**Dataset records:**
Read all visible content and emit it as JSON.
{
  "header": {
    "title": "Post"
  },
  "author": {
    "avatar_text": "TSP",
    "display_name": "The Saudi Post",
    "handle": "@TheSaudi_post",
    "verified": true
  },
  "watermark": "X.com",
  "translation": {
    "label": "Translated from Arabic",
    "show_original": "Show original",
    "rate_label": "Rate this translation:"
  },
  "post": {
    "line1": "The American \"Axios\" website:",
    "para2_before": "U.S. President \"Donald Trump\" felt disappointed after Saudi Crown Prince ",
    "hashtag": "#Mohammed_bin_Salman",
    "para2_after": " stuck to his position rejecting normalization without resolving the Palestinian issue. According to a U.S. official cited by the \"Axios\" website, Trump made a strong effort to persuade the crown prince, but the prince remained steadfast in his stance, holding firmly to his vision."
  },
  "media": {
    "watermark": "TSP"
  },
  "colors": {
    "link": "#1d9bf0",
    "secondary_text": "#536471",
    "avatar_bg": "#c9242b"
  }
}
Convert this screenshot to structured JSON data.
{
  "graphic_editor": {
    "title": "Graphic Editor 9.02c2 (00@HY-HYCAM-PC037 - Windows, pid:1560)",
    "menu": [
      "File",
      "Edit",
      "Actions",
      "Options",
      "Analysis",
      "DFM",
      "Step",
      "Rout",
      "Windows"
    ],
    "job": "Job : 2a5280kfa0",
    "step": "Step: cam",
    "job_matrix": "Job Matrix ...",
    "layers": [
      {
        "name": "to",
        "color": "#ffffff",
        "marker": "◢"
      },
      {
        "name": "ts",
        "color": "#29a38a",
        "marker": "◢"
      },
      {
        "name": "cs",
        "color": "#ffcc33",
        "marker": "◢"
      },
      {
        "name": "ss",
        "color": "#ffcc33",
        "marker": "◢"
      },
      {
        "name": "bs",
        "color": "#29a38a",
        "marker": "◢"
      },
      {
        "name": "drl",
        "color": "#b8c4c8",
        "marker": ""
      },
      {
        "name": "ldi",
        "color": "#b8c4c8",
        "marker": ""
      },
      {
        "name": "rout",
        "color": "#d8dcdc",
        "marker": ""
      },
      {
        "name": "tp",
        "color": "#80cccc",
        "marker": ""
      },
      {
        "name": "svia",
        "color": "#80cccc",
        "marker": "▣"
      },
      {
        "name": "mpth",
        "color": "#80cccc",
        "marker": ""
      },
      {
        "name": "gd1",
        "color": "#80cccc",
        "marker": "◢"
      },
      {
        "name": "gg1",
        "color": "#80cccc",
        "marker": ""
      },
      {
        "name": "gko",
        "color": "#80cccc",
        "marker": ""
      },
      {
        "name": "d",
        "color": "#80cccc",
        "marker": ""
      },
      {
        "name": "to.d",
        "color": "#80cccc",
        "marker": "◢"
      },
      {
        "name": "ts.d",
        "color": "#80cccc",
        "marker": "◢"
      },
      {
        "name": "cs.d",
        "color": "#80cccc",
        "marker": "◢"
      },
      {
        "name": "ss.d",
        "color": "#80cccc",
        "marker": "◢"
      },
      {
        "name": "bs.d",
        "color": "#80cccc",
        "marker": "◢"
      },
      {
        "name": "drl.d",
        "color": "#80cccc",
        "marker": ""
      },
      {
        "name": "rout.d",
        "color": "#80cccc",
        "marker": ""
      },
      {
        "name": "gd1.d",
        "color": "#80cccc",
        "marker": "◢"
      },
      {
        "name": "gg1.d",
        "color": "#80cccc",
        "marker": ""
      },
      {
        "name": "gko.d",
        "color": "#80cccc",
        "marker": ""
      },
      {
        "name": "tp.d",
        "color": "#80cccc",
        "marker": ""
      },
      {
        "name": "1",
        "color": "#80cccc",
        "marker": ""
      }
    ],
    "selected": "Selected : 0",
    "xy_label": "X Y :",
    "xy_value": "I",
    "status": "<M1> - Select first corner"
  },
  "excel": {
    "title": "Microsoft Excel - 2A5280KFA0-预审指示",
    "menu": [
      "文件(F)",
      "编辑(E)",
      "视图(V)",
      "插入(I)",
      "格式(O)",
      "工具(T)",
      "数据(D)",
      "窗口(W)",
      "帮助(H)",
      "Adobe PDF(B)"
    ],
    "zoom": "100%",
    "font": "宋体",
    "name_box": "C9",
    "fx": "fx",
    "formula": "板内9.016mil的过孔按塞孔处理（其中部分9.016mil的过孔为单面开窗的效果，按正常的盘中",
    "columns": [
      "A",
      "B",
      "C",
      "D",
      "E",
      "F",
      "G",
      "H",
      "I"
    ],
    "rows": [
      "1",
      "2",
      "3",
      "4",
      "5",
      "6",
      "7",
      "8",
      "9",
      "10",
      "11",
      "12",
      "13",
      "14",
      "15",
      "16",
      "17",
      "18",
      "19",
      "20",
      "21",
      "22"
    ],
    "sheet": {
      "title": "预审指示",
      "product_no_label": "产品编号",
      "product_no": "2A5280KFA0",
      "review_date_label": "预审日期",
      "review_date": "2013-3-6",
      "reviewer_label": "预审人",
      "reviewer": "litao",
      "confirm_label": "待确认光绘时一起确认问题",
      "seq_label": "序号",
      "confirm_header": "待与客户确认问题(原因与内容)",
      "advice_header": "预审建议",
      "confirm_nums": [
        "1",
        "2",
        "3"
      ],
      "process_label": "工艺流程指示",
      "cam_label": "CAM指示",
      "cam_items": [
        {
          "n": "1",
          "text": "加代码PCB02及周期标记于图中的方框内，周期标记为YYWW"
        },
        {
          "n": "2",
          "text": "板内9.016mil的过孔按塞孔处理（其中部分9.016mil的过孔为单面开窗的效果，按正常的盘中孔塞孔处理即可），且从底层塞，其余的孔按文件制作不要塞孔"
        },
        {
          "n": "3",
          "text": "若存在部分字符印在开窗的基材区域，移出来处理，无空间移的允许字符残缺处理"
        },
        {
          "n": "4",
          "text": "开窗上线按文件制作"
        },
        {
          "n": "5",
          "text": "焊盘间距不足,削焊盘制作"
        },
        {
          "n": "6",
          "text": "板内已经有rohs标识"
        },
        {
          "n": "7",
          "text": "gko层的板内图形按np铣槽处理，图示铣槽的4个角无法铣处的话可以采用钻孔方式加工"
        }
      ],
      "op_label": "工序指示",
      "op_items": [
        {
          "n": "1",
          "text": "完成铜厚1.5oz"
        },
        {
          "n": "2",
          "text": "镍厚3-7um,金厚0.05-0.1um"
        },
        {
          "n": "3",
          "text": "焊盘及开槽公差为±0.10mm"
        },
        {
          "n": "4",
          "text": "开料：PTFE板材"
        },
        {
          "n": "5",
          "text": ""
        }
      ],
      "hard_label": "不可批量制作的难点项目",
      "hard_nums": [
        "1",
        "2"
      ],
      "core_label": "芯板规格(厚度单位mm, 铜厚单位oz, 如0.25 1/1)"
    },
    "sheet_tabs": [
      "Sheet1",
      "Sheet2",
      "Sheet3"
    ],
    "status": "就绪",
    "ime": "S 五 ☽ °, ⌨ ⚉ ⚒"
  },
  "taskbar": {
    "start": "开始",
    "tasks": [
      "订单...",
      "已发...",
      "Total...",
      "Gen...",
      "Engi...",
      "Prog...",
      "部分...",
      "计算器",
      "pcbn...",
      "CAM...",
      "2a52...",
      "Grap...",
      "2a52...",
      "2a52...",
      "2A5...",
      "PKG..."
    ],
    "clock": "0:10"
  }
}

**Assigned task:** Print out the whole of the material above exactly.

**Written answer:**
Read all visible content and emit it as JSON.
{
  "header": {
    "title": "Post"
  },
  "author": {
    "avatar_text": "TSP",
    "display_name": "The Saudi Post",
    "handle": "@TheSaudi_post",
    "verified": true
  },
  "watermark": "X.com",
  "translation": {
    "label": "Translated from Arabic",
    "show_original": "Show original",
    "rate_label": "Rate this translation:"
  },
  "post": {
    "line1": "The American \"Axios\" website:",
    "para2_before": "U.S. President \"Donald Trump\" felt disappointed after Saudi Crown Prince ",
    "hashtag": "#Mohammed_bin_Salman",
    "para2_after": " stuck to his position rejecting normalization without resolving the Palestinian issue. According to a U.S. official cited by the \"Axios\" website, Trump made a strong effort to persuade the crown prince, but the prince remained steadfast in his stance, holding firmly to his vision."
  },
  "media": {
    "watermark": "TSP"
  },
  "colors": {
    "link": "#1d9bf0",
    "secondary_text": "#536471",
    "avatar_bg": "#c9242b"
  }
}
Convert this screenshot to structured JSON data.
{
  "graphic_editor": {
    "title": "Graphic Editor 9.02c2 (00@HY-HYCAM-PC037 - Windows, pid:1560)",
    "menu": [
      "File",
      "Edit",
      "Actions",
      "Options",
      "Analysis",
      "DFM",
      "Step",
      "Rout",
      "Windows"
    ],
    "job": "Job : 2a5280kfa0",
    "step": "Step: cam",
    "job_matrix": "Job Matrix ...",
    "layers": [
      {
        "name": "to",
        "color": "#ffffff",
        "marker": "◢"
      },
      {
        "name": "ts",
        "color": "#29a38a",
        "marker": "◢"
      },
      {
        "name": "cs",
        "color": "#ffcc33",
        "marker": "◢"
      },
      {
        "name": "ss",
        "color": "#ffcc33",
        "marker": "◢"
      },
      {
        "name": "bs",
        "color": "#29a38a",
        "marker": "◢"
      },
      {
        "name": "drl",
        "color": "#b8c4c8",
        "marker": ""
      },
      {
        "name": "ldi",
        "color": "#b8c4c8",
        "marker": ""
      },
      {
        "name": "rout",
        "color": "#d8dcdc",
        "marker": ""
      },
      {
        "name": "tp",
        "color": "#80cccc",
        "marker": ""
      },
      {
        "name": "svia",
        "color": "#80cccc",
        "marker": "▣"
      },
      {
        "name": "mpth",
        "color": "#80cccc",
        "marker": ""
      },
      {
        "name": "gd1",
        "color": "#80cccc",
        "marker": "◢"
      },
      {
        "name": "gg1",
        "color": "#80cccc",
        "marker": ""
      },
      {
        "name": "gko",
        "color": "#80cccc",
        "marker": ""
      },
      {
        "name": "d",
        "color": "#80cccc",
        "marker": ""
      },
      {
        "name": "to.d",
        "color": "#80cccc",
        "marker": "◢"
      },
      {
        "name": "ts.d",
        "color": "#80cccc",
        "marker": "◢"
      },
      {
        "name": "cs.d",
        "color": "#80cccc",
        "marker": "◢"
      },
      {
        "name": "ss.d",
        "color": "#80cccc",
        "marker": "◢"
      },
      {
        "name": "bs.d",
        "color": "#80cccc",
        "marker": "◢"
      },
      {
        "name": "drl.d",
        "color": "#80cccc",
        "marker": ""
      },
      {
        "name": "rout.d",
        "color": "#80cccc",
        "marker": ""
      },
      {
        "name": "gd1.d",
        "color": "#80cccc",
        "marker": "◢"
      },
      {
        "name": "gg1.d",
        "color": "#80cccc",
        "marker": ""
      },
      {
        "name": "gko.d",
        "color": "#80cccc",
        "marker": ""
      },
      {
        "name": "tp.d",
        "color": "#80cccc",
        "marker": ""
      },
      {
        "name": "1",
        "color": "#80cccc",
        "marker": ""
      }
    ],
    "selected": "Selected : 0",
    "xy_label": "X Y :",
    "xy_value": "I",
    "status": "<M1> - Select first corner"
  },
  "excel": {
    "title": "Microsoft Excel - 2A5280KFA0-预审指示",
    "menu": [
      "文件(F)",
      "编辑(E)",
      "视图(V)",
      "插入(I)",
      "格式(O)",
      "工具(T)",
      "数据(D)",
      "窗口(W)",
      "帮助(H)",
      "Adobe PDF(B)"
    ],
    "zoom": "100%",
    "font": "宋体",
    "name_box": "C9",
    "fx": "fx",
    "formula": "板内9.016mil的过孔按塞孔处理（其中部分9.016mil的过孔为单面开窗的效果，按正常的盘中",
    "columns": [
      "A",
      "B",
      "C",
      "D",
      "E",
      "F",
      "G",
      "H",
      "I"
    ],
    "rows": [
      "1",
      "2",
      "3",
      "4",
      "5",
      "6",
      "7",
      "8",
      "9",
      "10",
      "11",
      "12",
      "13",
      "14",
      "15",
      "16",
      "17",
      "18",
      "19",
      "20",
      "21",
      "22"
    ],
    "sheet": {
      "title": "预审指示",
      "product_no_label": "产品编号",
      "product_no": "2A5280KFA0",
      "review_date_label": "预审日期",
      "review_date": "2013-3-6",
      "reviewer_label": "预审人",
      "reviewer": "litao",
      "confirm_label": "待确认光绘时一起确认问题",
      "seq_label": "序号",
      "confirm_header": "待与客户确认问题(原因与内容)",
      "advice_header": "预审建议",
      "confirm_nums": [
        "1",
        "2",
        "3"
      ],
      "process_label": "工艺流程指示",
      "cam_label": "CAM指示",
      "cam_items": [
        {
          "n": "1",
          "text": "加代码PCB02及周期标记于图中的方框内，周期标记为YYWW"
        },
        {
          "n": "2",
          "text": "板内9.016mil的过孔按塞孔处理（其中部分9.016mil的过孔为单面开窗的效果，按正常的盘中孔塞孔处理即可），且从底层塞，其余的孔按文件制作不要塞孔"
        },
        {
          "n": "3",
          "text": "若存在部分字符印在开窗的基材区域，移出来处理，无空间移的允许字符残缺处理"
        },
        {
          "n": "4",
          "text": "开窗上线按文件制作"
        },
        {
          "n": "5",
          "text": "焊盘间距不足,削焊盘制作"
        },
        {
          "n": "6",
          "text": "板内已经有rohs标识"
        },
        {
          "n": "7",
          "text": "gko层的板内图形按np铣槽处理，图示铣槽的4个角无法铣处的话可以采用钻孔方式加工"
        }
      ],
      "op_label": "工序指示",
      "op_items": [
        {
          "n": "1",
          "text": "完成铜厚1.5oz"
        },
        {
          "n": "2",
          "text": "镍厚3-7um,金厚0.05-0.1um"
        },
        {
          "n": "3",
          "text": "焊盘及开槽公差为±0.10mm"
        },
        {
          "n": "4",
          "text": "开料：PTFE板材"
        },
        {
          "n": "5",
          "text": ""
        }
      ],
      "hard_label": "不可批量制作的难点项目",
      "hard_nums": [
        "1",
        "2"
      ],
      "core_label": "芯板规格(厚度单位mm, 铜厚单位oz, 如0.25 1/1)"
    },
    "sheet_tabs": [
      "Sheet1",
      "Sheet2",
      "Sheet3"
    ],
    "status": "就绪",
    "ime": "S 五 ☽ °, ⌨ ⚉ ⚒"
  },
  "taskbar": {
    "start": "开始",
    "tasks": [
      "订单...",
      "已发...",
      "Total...",
      "Gen...",
      "Engi...",
      "Prog...",
      "部分...",
      "计算器",
      "pcbn...",
      "CAM...",
      "2a52...",
      "Grap...",
      "2a52...",
      "2a52...",
      "2A5...",
      "PKG..."
    ],
    "clock": "0:10"
  }
}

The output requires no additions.